In short, at USD 250, a Muse headband is a really good investment if you can afford it!
Read the review of Muse headband from a person who suffers from anxiety, depression and adult ADHD here:
4. Take Tongkat Ali as a supplement
A great way to increase your energy levels and reduce mental tension is to consume safe-to-use herbal supplements as an add-on to your stress management routine. Herbal supplements recorded a surge during the coronavirus lockdown due to panic buying in several countries.
One of the best supplements you can safely use is Tongkat Ali. It so much more versatile than other herbs and a lot less risk than people think, and is actually a great stress reliever.
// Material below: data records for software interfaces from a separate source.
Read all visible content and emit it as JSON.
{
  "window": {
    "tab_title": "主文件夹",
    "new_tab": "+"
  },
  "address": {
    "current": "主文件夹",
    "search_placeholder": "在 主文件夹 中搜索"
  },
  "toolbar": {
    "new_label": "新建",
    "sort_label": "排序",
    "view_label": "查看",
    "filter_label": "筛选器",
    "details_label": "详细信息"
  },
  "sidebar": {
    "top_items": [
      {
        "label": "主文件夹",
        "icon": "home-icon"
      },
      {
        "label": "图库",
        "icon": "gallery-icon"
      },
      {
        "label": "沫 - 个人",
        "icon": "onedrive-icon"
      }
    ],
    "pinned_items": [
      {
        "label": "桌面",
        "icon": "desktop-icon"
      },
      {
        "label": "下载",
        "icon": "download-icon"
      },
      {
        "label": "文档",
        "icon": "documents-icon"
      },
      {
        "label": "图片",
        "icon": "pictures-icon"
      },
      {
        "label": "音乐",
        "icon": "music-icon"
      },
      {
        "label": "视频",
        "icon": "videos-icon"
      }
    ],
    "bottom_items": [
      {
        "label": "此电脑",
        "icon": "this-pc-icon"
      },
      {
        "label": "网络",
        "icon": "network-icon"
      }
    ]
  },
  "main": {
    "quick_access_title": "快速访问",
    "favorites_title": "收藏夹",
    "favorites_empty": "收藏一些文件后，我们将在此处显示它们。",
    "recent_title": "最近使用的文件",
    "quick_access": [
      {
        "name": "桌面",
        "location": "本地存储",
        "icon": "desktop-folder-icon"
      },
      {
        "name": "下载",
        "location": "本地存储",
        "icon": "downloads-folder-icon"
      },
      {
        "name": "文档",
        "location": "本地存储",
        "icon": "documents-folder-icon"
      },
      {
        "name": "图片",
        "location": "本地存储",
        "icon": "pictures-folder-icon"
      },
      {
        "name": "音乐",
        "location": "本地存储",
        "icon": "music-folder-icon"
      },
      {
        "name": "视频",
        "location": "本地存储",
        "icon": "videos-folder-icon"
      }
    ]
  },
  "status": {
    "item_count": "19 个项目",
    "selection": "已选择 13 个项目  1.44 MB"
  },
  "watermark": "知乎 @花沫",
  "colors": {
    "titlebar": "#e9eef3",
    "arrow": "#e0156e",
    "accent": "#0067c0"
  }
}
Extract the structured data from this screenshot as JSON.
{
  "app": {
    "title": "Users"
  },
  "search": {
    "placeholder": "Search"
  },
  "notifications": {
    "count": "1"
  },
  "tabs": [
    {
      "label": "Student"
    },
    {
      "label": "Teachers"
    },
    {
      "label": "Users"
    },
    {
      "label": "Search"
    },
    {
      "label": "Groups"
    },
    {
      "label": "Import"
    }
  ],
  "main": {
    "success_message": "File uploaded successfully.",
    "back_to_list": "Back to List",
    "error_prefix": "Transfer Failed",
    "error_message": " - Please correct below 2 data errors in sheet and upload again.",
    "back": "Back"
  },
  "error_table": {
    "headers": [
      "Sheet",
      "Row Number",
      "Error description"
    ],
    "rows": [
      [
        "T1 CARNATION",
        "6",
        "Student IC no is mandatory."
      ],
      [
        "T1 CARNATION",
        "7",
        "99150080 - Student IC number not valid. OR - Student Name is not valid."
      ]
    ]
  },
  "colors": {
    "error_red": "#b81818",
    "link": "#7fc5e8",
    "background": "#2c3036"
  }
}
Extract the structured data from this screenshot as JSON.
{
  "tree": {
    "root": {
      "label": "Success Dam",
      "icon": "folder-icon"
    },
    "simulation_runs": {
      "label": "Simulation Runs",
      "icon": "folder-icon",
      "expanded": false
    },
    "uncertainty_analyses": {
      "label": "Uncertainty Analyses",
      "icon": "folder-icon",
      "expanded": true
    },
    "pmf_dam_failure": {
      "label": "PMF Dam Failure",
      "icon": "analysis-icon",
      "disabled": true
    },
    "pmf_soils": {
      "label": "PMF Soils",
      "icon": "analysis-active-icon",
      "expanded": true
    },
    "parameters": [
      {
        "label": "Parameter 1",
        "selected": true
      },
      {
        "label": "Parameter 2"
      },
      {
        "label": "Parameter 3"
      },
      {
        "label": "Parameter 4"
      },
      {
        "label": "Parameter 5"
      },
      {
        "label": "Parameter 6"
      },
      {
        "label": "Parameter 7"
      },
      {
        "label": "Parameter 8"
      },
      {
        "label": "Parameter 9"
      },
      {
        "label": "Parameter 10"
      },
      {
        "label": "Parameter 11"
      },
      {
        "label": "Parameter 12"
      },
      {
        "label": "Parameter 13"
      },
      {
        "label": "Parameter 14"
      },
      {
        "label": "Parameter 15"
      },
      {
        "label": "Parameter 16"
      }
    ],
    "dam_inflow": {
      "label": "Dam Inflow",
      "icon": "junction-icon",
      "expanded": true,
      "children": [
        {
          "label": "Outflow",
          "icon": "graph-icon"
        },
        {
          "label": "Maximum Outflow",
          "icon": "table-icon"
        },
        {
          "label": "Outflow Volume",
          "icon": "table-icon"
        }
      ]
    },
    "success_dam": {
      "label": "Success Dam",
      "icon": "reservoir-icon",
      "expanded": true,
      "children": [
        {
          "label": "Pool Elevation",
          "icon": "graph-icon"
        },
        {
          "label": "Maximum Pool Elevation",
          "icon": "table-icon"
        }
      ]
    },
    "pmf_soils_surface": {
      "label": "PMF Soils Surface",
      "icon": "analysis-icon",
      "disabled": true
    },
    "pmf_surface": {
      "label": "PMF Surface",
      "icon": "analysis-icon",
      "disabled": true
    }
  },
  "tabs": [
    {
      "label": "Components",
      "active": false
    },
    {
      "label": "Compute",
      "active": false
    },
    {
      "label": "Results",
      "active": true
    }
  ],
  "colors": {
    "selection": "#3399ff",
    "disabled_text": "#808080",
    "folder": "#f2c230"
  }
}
Despite the gendered connotation attached to it, Tongkat Ali is proven by scientists to improve your mood naturally. It works by improving your stress hormone profile by lowering your cortisol levels. The best part is Tongkat Ali can actually be consumed by both men and women.
A study conducted by a well-known psychonutritionist Dr Shawn Talbot and Dr. Annie George published at The Journal of International Society of Sports Nutrition showed significant improvement in mood when the test subjects were subjected to freeze-dried Tongkat Ali for 4 weeks.. This study was performed on 63 men and women who were in a reasonably stressed state.
Clinical trial results showed that daily intake of Tongkat Ali resulted in a reduction in Tension by 11%, Depression and Anger by 12%.
More detailed results from the clinical trial can be found here.
Watch this video to know more about the health benefits of Tongkat Ali beyond just improving your mood! An absolute rarity, better than Panax Ginseng.
5. Exercise to Increase Brain’s Blood Flow
The relationship between your health and fitness levels and your sensitivity to stress is undisputable. It may sound cliché, but doing the right types of exercise can help increase your energy levels and reduce stress, even during long days at work.
The trick is to commit to a series of quick exercises that will help improve the blood circulation and flow in your brain in no time. So if you are in a lockdown situation due to coronavirus, do not forget to exercise at home.
We found this lockdown home exercise video by Michael Vazquez very simple and easy to do.
You can also take a break from your tasks by taking a five-minute walk around your home (or workplace). If you have a private space to utilise (such as a balcony or backyard), you can take it up a notch by stretching into a downward dog pose and propping your legs up against the wall as you lay down.
With the help of gravity, the temporary inversion from your usual standing or sitting position can help send a healthy rush of blood to your head.
Stress is a slow and silent killer. Anxiety, on the other hand, is closely associated with stress without you realizing it. In a situation such as during coronavirus lockdown and having to work from home, managing your stress level is crucially important as you stay focus to deliver your work without much distraction. Mental Health Organization UK publishes tips on managing stress and advises strongly against speculation and looking up reputable sources on the coronavirus outbreak.
So you would do well to start these stress management and relief tips as soon as you can, to kickstart your inner balance. It is best to do all five steps hand in hand, rather than each isolation, in order to reap the most benefits.
Stress affects the mind, body, and soul, so don’t be afraid to discuss your condition with your boss or colleagues. As you gradually commit to the above tip, do observe your body’s reactions and your behaviour.
It is strongly recommended to eat the right nutrition your body needs. If possible, avoid alcohol during this lockdown period and stop doing any or all of these steps if they do not suit you or if your body reacts to them negatively.
If you feel something off at any point in your stress management, always seek professional help to address your symptoms.
Stay safe and stay healthy. Let’s fight stress and coronavirus once and for all!